**Given records**.
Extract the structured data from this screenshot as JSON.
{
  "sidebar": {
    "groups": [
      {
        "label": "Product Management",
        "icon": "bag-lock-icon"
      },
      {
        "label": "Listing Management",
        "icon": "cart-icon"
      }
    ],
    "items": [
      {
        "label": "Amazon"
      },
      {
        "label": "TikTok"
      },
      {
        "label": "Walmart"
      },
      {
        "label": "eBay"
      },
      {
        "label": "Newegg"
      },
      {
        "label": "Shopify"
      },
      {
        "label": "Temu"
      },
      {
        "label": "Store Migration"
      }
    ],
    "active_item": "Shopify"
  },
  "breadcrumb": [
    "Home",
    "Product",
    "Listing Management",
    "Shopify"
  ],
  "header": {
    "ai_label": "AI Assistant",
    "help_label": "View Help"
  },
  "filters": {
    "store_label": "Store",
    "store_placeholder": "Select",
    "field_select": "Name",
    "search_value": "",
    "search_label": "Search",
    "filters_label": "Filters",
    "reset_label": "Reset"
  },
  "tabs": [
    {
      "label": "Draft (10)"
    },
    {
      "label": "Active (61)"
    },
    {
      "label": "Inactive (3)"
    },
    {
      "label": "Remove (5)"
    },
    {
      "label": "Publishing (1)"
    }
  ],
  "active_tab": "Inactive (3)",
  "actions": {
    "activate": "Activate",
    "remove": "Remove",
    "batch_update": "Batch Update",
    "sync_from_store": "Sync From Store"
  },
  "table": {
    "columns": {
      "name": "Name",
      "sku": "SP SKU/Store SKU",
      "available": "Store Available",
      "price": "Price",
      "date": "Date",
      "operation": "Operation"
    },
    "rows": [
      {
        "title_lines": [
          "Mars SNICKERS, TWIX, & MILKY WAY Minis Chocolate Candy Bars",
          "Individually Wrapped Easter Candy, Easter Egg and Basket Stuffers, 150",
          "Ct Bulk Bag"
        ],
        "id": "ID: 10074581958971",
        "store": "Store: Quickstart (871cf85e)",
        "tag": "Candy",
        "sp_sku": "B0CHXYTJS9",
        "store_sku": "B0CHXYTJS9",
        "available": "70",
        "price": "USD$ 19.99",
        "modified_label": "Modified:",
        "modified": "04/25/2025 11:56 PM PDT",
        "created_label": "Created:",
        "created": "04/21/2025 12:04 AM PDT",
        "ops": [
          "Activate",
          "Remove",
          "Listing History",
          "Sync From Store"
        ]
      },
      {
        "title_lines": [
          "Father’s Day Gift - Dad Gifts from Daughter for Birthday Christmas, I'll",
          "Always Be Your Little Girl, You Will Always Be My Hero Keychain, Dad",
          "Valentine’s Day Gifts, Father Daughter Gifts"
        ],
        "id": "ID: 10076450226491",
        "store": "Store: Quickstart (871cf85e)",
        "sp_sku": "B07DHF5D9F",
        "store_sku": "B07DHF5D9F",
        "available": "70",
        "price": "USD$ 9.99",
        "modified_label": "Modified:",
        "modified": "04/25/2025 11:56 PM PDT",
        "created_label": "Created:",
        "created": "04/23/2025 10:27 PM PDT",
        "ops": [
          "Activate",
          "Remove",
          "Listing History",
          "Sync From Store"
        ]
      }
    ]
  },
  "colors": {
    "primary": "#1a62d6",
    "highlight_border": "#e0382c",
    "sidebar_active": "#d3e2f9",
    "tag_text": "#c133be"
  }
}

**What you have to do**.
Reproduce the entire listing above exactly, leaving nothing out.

**Response area**.
Extract the structured data from this screenshot as JSON.
{
  "sidebar": {
    "groups": [
      {
        "label": "Product Management",
        "icon": "bag-lock-icon"
      },
      {
        "label": "Listing Management",
        "icon": "cart-icon"
      }
    ],
    "items": [
      {
        "label": "Amazon"
      },
      {
        "label": "TikTok"
      },
      {
        "label": "Walmart"
      },
      {
        "label": "eBay"
      },
      {
        "label": "Newegg"
      },
      {
        "label": "Shopify"
      },
      {
        "label": "Temu"
      },
      {
        "label": "Store Migration"
      }
    ],
    "active_item": "Shopify"
  },
  "breadcrumb": [
    "Home",
    "Product",
    "Listing Management",
    "Shopify"
  ],
  "header": {
    "ai_label": "AI Assistant",
    "help_label": "View Help"
  },
  "filters": {
    "store_label": "Store",
    "store_placeholder": "Select",
    "field_select": "Name",
    "search_value": "",
    "search_label": "Search",
    "filters_label": "Filters",
    "reset_label": "Reset"
  },
  "tabs": [
    {
      "label": "Draft (10)"
    },
    {
      "label": "Active (61)"
    },
    {
      "label": "Inactive (3)"
    },
    {
      "label": "Remove (5)"
    },
    {
      "label": "Publishing (1)"
    }
  ],
  "active_tab": "Inactive (3)",
  "actions": {
    "activate": "Activate",
    "remove": "Remove",
    "batch_update": "Batch Update",
    "sync_from_store": "Sync From Store"
  },
  "table": {
    "columns": {
      "name": "Name",
      "sku": "SP SKU/Store SKU",
      "available": "Store Available",
      "price": "Price",
      "date": "Date",
      "operation": "Operation"
    },
    "rows": [
      {
        "title_lines": [
          "Mars SNICKERS, TWIX, & MILKY WAY Minis Chocolate Candy Bars",
          "Individually Wrapped Easter Candy, Easter Egg and Basket Stuffers, 150",
          "Ct Bulk Bag"
        ],
        "id": "ID: 10074581958971",
        "store": "Store: Quickstart (871cf85e)",
        "tag": "Candy",
        "sp_sku": "B0CHXYTJS9",
        "store_sku": "B0CHXYTJS9",
        "available": "70",
        "price": "USD$ 19.99",
        "modified_label": "Modified:",
        "modified": "04/25/2025 11:56 PM PDT",
        "created_label": "Created:",
        "created": "04/21/2025 12:04 AM PDT",
        "ops": [
          "Activate",
          "Remove",
          "Listing History",
          "Sync From Store"
        ]
      },
      {
        "title_lines": [
          "Father’s Day Gift - Dad Gifts from Daughter for Birthday Christmas, I'll",
          "Always Be Your Little Girl, You Will Always Be My Hero Keychain, Dad",
          "Valentine’s Day Gifts, Father Daughter Gifts"
        ],
        "id": "ID: 10076450226491",
        "store": "Store: Quickstart (871cf85e)",
        "sp_sku": "B07DHF5D9F",
        "store_sku": "B07DHF5D9F",
        "available": "70",
        "price": "USD$ 9.99",
        "modified_label": "Modified:",
        "modified": "04/25/2025 11:56 PM PDT",
        "created_label": "Created:",
        "created": "04/23/2025 10:27 PM PDT",
        "ops": [
          "Activate",
          "Remove",
          "Listing History",
          "Sync From Store"
        ]
      }
    ]
  },
  "colors": {
    "primary": "#1a62d6",
    "highlight_border": "#e0382c",
    "sidebar_active": "#d3e2f9",
    "tag_text": "#c133be"
  }
}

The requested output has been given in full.